Musical Intervals

So far, we have learned what a keyboard looks like and how to correctly name its keys. Now it's time for musical intervals: this is how you discover which notes fit into a certain key or family.

What is an interval?

Its definition is as follows: ‘an interval is the distance between notes/letters of the alphabet’. From the moment we play two different keys on the piano, we use intervals. Thanks to the use of intervals, we can form various scales, such as the major and minor scales.

A major scale usually evokes energetic, uplifting and happy feelings, while the minor scale mainly evokes emotional, sad and fearful feelings. This is because the intervals or distances between the different notes in the major and minor scales are different. Feeling lost? Don't worry; we'll come back to this later.

First, we delve deeper into the musical intervals to form both scales. Therefore, we need to discover the difference between a whole tone (also called a whole step) and a semitone (also called a half step).

Tones and semitones

The difference between a tone and a semitone can best be explained by the illustration below. Try to compare the distance between the letters C and D (= 1 tone or a whole step) with that between the letters B and C (= 1 semitone or a half step). When we go from C to D we pass through one black key, which is not the case when we go from B to C.

In other words, a semitone moves our finger only one key up or down (= the same as right or left). To play a full tone higher or lower, we have to move our finger two keys. Here are some examples of semitones and full tones.

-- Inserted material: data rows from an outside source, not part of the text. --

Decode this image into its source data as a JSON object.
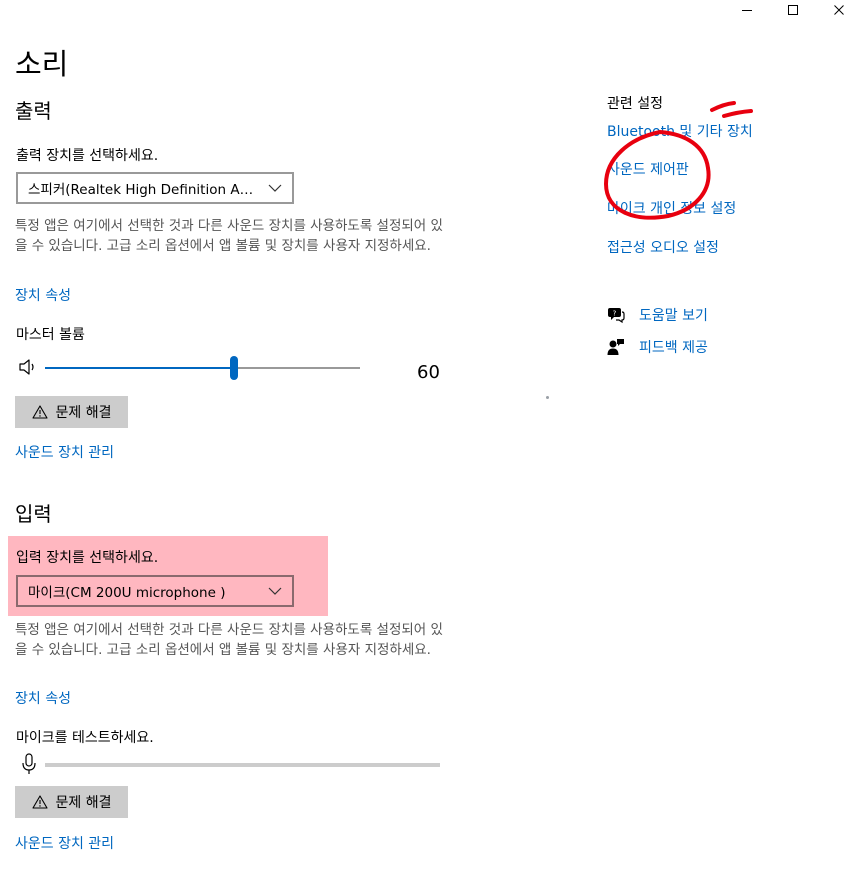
{
  "page_title": "소리",
  "window_controls": {
    "minimize": "minimize-icon",
    "maximize": "maximize-icon",
    "close": "close-icon"
  },
  "output": {
    "heading": "출력",
    "select_label": "출력 장치를 선택하세요.",
    "device": "스피커(Realtek High Definition Audio)",
    "description": "특정 앱은 여기에서 선택한 것과 다른 사운드 장치를 사용하도록 설정되어 있을 수 있습니다. 고급 소리 옵션에서 앱 볼륨 및 장치를 사용자 지정하세요.",
    "device_properties": "장치 속성",
    "master_volume_label": "마스터 볼륨",
    "volume": 60,
    "volume_text": "60",
    "troubleshoot": "문제 해결",
    "manage_devices": "사운드 장치 관리"
  },
  "input": {
    "heading": "입력",
    "select_label": "입력 장치를 선택하세요.",
    "device": "마이크(CM 200U microphone )",
    "description": "특정 앱은 여기에서 선택한 것과 다른 사운드 장치를 사용하도록 설정되어 있을 수 있습니다. 고급 소리 옵션에서 앱 볼륨 및 장치를 사용자 지정하세요.",
    "device_properties": "장치 속성",
    "test_label": "마이크를 테스트하세요.",
    "mic_level": 0,
    "troubleshoot": "문제 해결",
    "manage_devices": "사운드 장치 관리"
  },
  "related": {
    "title": "관련 설정",
    "links": [
      "Bluetooth 및 기타 장치",
      "사운드 제어판",
      "마이크 개인 정보 설정",
      "접근성 오디오 설정"
    ]
  },
  "help": {
    "get_help": "도움말 보기",
    "feedback": "피드백 제공"
  },
  "colors": {
    "accent": "#0067c0",
    "highlight": "#ffb7c0",
    "annotation": "#e8000f"
  }
}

Now that you know the difference between a tone and a semitone, you are ready to learn how we can build any major scale!